What you should do >> Output everything in the listing exactly, with no line missing.

--- Excerpted records ---

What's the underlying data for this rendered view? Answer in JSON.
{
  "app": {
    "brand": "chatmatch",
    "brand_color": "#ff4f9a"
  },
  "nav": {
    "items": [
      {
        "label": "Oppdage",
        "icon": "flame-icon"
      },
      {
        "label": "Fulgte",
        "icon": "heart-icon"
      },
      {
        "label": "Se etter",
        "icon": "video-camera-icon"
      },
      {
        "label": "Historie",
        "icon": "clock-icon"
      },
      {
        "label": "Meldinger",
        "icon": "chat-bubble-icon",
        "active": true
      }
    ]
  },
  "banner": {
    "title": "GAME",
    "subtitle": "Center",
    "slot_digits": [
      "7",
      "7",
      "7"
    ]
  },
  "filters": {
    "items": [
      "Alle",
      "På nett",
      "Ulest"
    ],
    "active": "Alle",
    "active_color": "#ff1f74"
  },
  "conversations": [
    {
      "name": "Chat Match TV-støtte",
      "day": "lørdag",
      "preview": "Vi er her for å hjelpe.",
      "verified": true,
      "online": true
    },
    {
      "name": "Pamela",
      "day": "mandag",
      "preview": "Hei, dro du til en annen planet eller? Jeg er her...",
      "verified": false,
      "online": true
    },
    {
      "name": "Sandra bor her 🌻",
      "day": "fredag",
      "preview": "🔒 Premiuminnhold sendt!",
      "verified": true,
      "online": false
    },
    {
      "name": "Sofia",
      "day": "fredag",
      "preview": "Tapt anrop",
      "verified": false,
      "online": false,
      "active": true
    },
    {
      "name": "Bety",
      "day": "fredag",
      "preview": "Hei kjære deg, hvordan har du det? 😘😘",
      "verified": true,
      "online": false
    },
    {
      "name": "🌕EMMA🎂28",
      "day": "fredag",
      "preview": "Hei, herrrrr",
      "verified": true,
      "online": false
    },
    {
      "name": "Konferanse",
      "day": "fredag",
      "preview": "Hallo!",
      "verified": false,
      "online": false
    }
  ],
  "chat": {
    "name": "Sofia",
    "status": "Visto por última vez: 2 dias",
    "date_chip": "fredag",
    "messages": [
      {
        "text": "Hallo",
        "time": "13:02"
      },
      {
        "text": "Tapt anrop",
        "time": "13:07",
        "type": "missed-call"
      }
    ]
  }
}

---

Reply to the exercise >>
What's the underlying data for this rendered view? Answer in JSON.
{
  "app": {
    "brand": "chatmatch",
    "brand_color": "#ff4f9a"
  },
  "nav": {
    "items": [
      {
        "label": "Oppdage",
        "icon": "flame-icon"
      },
      {
        "label": "Fulgte",
        "icon": "heart-icon"
      },
      {
        "label": "Se etter",
        "icon": "video-camera-icon"
      },
      {
        "label": "Historie",
        "icon": "clock-icon"
      },
      {
        "label": "Meldinger",
        "icon": "chat-bubble-icon",
        "active": true
      }
    ]
  },
  "banner": {
    "title": "GAME",
    "subtitle": "Center",
    "slot_digits": [
      "7",
      "7",
      "7"
    ]
  },
  "filters": {
    "items": [
      "Alle",
      "På nett",
      "Ulest"
    ],
    "active": "Alle",
    "active_color": "#ff1f74"
  },
  "conversations": [
    {
      "name": "Chat Match TV-støtte",
      "day": "lørdag",
      "preview": "Vi er her for å hjelpe.",
      "verified": true,
      "online": true
    },
    {
      "name": "Pamela",
      "day": "mandag",
      "preview": "Hei, dro du til en annen planet eller? Jeg er her...",
      "verified": false,
      "online": true
    },
    {
      "name": "Sandra bor her 🌻",
      "day": "fredag",
      "preview": "🔒 Premiuminnhold sendt!",
      "verified": true,
      "online": false
    },
    {
      "name": "Sofia",
      "day": "fredag",
      "preview": "Tapt anrop",
      "verified": false,
      "online": false,
      "active": true
    },
    {
      "name": "Bety",
      "day": "fredag",
      "preview": "Hei kjære deg, hvordan har du det? 😘😘",
      "verified": true,
      "online": false
    },
    {
      "name": "🌕EMMA🎂28",
      "day": "fredag",
      "preview": "Hei, herrrrr",
      "verified": true,
      "online": false
    },
    {
      "name": "Konferanse",
      "day": "fredag",
      "preview": "Hallo!",
      "verified": false,
      "online": false
    }
  ],
  "chat": {
    "name": "Sofia",
    "status": "Visto por última vez: 2 dias",
    "date_chip": "fredag",
    "messages": [
      {
        "text": "Hallo",
        "time": "13:02"
      },
      {
        "text": "Tapt anrop",
        "time": "13:07",
        "type": "missed-call"
      }
    ]
  }
}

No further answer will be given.